[Data about app and page elements]
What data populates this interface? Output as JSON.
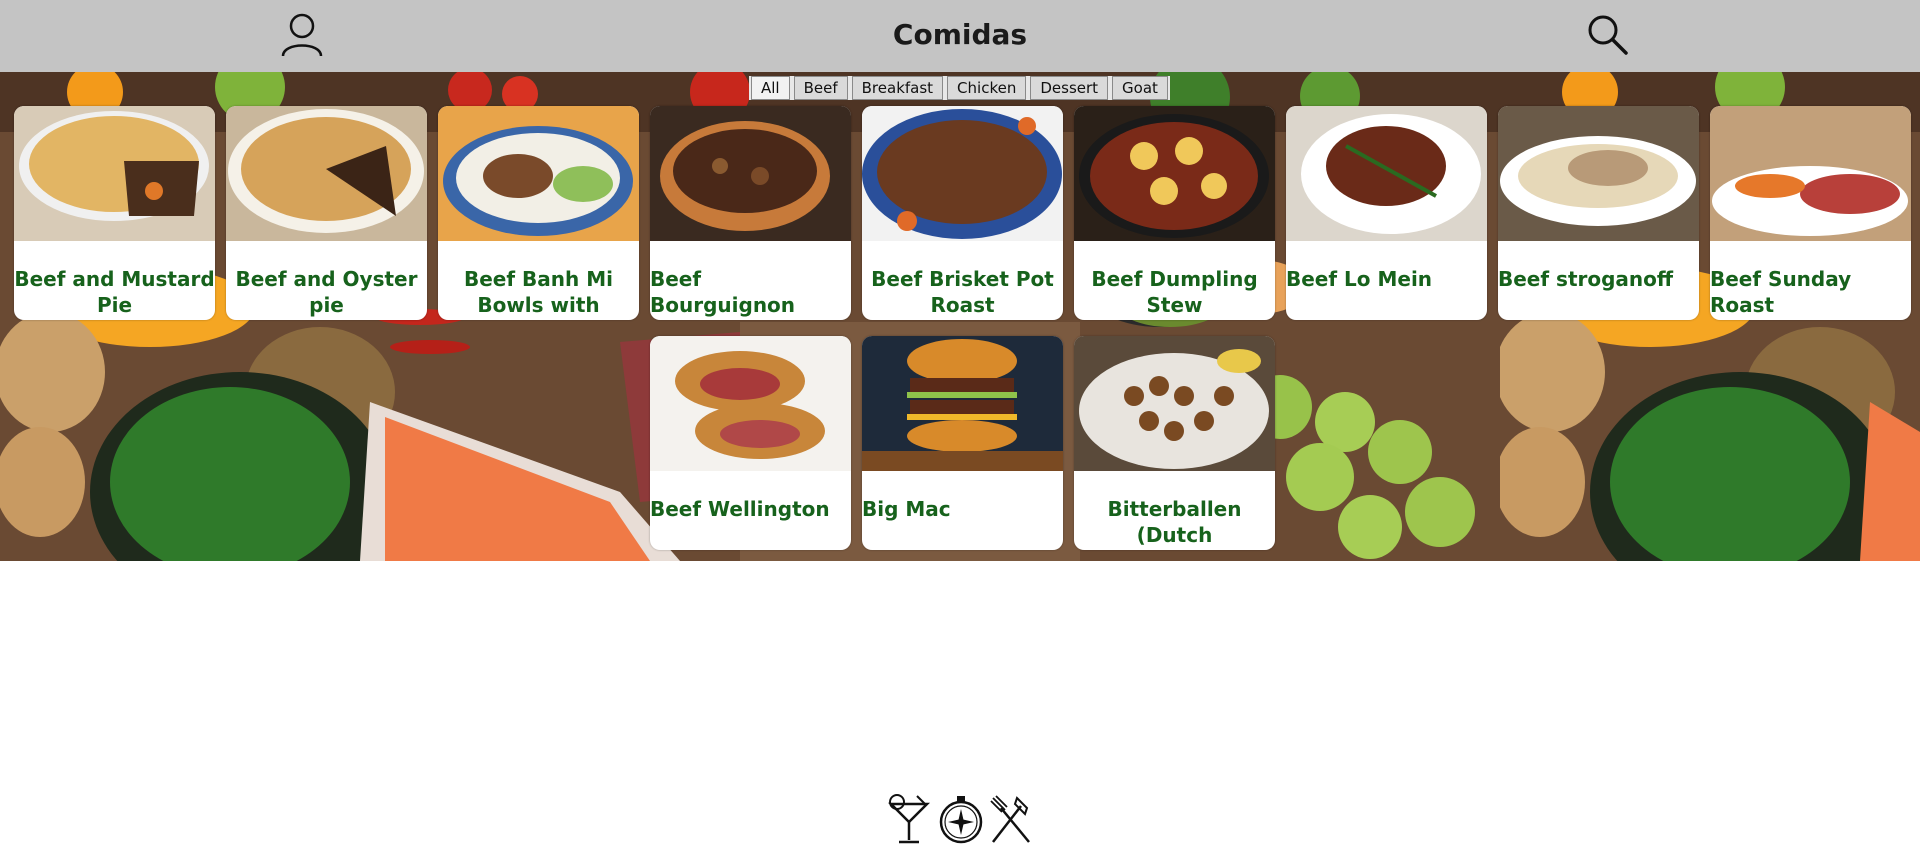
{
  "header": {
    "title": "Comidas",
    "profile_icon": "user-icon",
    "search_icon": "search-icon"
  },
  "filters": [
    {
      "label": "All",
      "active": true
    },
    {
      "label": "Beef",
      "active": false
    },
    {
      "label": "Breakfast",
      "active": false
    },
    {
      "label": "Chicken",
      "active": false
    },
    {
      "label": "Dessert",
      "active": false
    },
    {
      "label": "Goat",
      "active": false
    }
  ],
  "meals": [
    {
      "name": "Beef and Mustard Pie",
      "image": "meal-photo"
    },
    {
      "name": "Beef and Oyster pie",
      "image": "meal-photo"
    },
    {
      "name": "Beef Banh Mi Bowls with",
      "image": "meal-photo"
    },
    {
      "name": "Beef Bourguignon",
      "image": "meal-photo"
    },
    {
      "name": "Beef Brisket Pot Roast",
      "image": "meal-photo"
    },
    {
      "name": "Beef Dumpling Stew",
      "image": "meal-photo"
    },
    {
      "name": "Beef Lo Mein",
      "image": "meal-photo"
    },
    {
      "name": "Beef stroganoff",
      "image": "meal-photo"
    },
    {
      "name": "Beef Sunday Roast",
      "image": "meal-photo"
    },
    {
      "name": "Beef Wellington",
      "image": "meal-photo"
    },
    {
      "name": "Big Mac",
      "image": "meal-photo"
    },
    {
      "name": "Bitterballen (Dutch meatballs)",
      "image": "meal-photo"
    }
  ],
  "footer": {
    "icons": [
      "cocktail-icon",
      "compass-icon",
      "fork-knife-icon"
    ]
  },
  "colors": {
    "header_bg": "#c4c4c4",
    "card_title": "#17621c",
    "card_bg": "#ffffff"
  }
}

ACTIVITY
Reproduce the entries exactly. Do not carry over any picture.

SOLUTION TO THIS PROBLEM
What data populates this interface? Output as JSON.
{
  "header": {
    "title": "Comidas",
    "profile_icon": "user-icon",
    "search_icon": "search-icon"
  },
  "filters": [
    {
      "label": "All",
      "active": true
    },
    {
      "label": "Beef",
      "active": false
    },
    {
      "label": "Breakfast",
      "active": false
    },
    {
      "label": "Chicken",
      "active": false
    },
    {
      "label": "Dessert",
      "active": false
    },
    {
      "label": "Goat",
      "active": false
    }
  ],
  "meals": [
    {
      "name": "Beef and Mustard Pie",
      "image": "meal-photo"
    },
    {
      "name": "Beef and Oyster pie",
      "image": "meal-photo"
    },
    {
      "name": "Beef Banh Mi Bowls with",
      "image": "meal-photo"
    },
    {
      "name": "Beef Bourguignon",
      "image": "meal-photo"
    },
    {
      "name": "Beef Brisket Pot Roast",
      "image": "meal-photo"
    },
    {
      "name": "Beef Dumpling Stew",
      "image": "meal-photo"
    },
    {
      "name": "Beef Lo Mein",
      "image": "meal-photo"
    },
    {
      "name": "Beef stroganoff",
      "image": "meal-photo"
    },
    {
      "name": "Beef Sunday Roast",
      "image": "meal-photo"
    },
    {
      "name": "Beef Wellington",
      "image": "meal-photo"
    },
    {
      "name": "Big Mac",
      "image": "meal-photo"
    },
    {
      "name": "Bitterballen (Dutch meatballs)",
      "image": "meal-photo"
    }
  ],
  "footer": {
    "icons": [
      "cocktail-icon",
      "compass-icon",
      "fork-knife-icon"
    ]
  },
  "colors": {
    "header_bg": "#c4c4c4",
    "card_title": "#17621c",
    "card_bg": "#ffffff"
  }
}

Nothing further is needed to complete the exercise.